  • If checking my spam filter includes checking my spambox, then I check it more than once a day. However, if it only includes checking the mail filter logs, then I hardly do this anymore. My spamfilter works so well these days that only the obvious stuff gets rejected outright. If there's any doubt, it ends up in my spambox instead. Getting Exim to work this way isn't straightforward, but it's definitely worth it.
  • People who really want to see an end to spam need to realize that filtering will never bring about that end. Filtering is only the continuation of a digital arms race with the spammers themselves, with users paying the cost. People who genuinely want to see an end to spam will look for ways to actually prevent spammers from sending spam, as this is the only way for users to stop paying for this costly war.

    For those who are new to my saying this, I will repeat that spam is an economic problem and will on
  • Whenever I'm preparing my next spam campaign.
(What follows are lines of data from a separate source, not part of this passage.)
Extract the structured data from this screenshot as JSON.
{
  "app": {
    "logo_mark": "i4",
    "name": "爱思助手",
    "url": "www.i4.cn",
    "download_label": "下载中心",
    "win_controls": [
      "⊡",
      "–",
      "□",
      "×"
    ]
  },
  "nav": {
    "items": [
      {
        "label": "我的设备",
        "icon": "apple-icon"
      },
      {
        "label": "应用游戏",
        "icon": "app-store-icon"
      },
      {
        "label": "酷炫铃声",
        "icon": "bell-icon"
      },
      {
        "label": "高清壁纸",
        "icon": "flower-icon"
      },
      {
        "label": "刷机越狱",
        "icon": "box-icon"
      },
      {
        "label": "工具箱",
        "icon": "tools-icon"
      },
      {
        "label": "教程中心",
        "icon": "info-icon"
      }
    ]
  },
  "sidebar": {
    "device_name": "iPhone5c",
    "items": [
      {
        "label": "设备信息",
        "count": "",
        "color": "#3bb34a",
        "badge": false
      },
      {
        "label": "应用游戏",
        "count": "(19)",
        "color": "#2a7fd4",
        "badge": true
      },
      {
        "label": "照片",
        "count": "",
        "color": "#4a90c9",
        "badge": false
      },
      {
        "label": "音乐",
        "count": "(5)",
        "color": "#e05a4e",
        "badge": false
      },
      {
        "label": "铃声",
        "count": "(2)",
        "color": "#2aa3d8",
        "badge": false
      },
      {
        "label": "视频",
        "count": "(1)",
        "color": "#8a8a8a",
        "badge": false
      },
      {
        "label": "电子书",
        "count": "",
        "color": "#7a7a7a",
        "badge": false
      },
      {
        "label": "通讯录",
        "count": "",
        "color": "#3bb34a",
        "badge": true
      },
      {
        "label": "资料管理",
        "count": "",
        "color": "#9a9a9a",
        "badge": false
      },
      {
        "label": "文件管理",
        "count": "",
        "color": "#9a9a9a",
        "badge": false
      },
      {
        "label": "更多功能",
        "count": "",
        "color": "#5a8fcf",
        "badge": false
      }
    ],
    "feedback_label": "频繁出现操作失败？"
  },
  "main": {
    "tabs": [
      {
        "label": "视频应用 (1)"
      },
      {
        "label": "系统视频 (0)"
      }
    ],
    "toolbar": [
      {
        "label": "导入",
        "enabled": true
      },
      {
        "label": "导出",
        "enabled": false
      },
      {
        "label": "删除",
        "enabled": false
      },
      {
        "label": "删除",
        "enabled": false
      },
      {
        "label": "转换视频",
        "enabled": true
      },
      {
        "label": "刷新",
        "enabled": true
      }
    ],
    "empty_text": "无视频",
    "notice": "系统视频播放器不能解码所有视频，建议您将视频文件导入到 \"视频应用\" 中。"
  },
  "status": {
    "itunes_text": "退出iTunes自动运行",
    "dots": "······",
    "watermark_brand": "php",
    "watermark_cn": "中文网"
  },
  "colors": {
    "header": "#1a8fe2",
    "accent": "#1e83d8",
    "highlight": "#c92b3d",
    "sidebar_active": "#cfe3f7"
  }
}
I mean...duh! You've got to check all 500+ of them to make sure you're getting inbox delivery. *ducks*

  • by slick7 (1703596)
    Spam?! I love spam, especially with an egg on a bagel, yummm.
  • We use the Cisco Ironport - and have done since before Cisco bought them. Quite good devices - but as posted by someone above - 90% of the work is done by reputation filtering and protocol correctness filtering - which can be done using the normal black holes with relatively no cost. If the spam makes it through both of these, then its probably got a 5% chance of making it through the content filtering. I probably get a couple of false negatives a day - and 0 false positives in the last 3 years..

  • I don't let email pass through my spam folder without eyeballing. Actual spam gets mark read, non-spam gets unjunked. Usually I get between 2000-3000 spam mails per month, 500-600 actual emails (including mailing lists and crud), perhaps 10 false negatives and 5 false positives. That's a pretty good ratio, but the five might be important so I still have to scan through the 3000. It's less work than it sounds like, particularly since it's enough to do it about every two weeks.

  • I have sendmail or some other MTA installed on my work computer (a Linux box) so that it can send me email notifications upon completion of scripts and batch jobs.

    These emails REGULARLY get marked as spam by gmail, no matter how many times I tell it that it's not spam. I think it might have more to do with the originating IP. I know that DNSBLs like spamhaus block certain IP ranges because it believes there shouldn't be any email servers in that range.
    • by erice (13380)

      I have sendmail or some other MTA installed on my work computer (a Linux box) so that it can send me email notifications upon completion of scripts and batch jobs.

      These emails REGULARLY get marked as spam by gmail, no matter how many times I tell it that it's not spam. I think it might have more to do with the originating IP. I know that DNSBLs like spamhaus block certain IP ranges because it believes there shouldn't be any email servers in that range.

      Yes, this happens. The thing to do is verify and the problem.with of the multi rbl checkers [anti-abuse.org] and then follow procedure to get your address removed from the list. My personal server is in a static IP range but it still ends up on one of the dynamic IP block lists every now and then. Some of the lists are now blocking end user static IP's too, by default, so it isn't necessarily an error: just over-zealous policy.

Save yourself! Reboot in 5 seconds!

 



Forgot your password?
Working...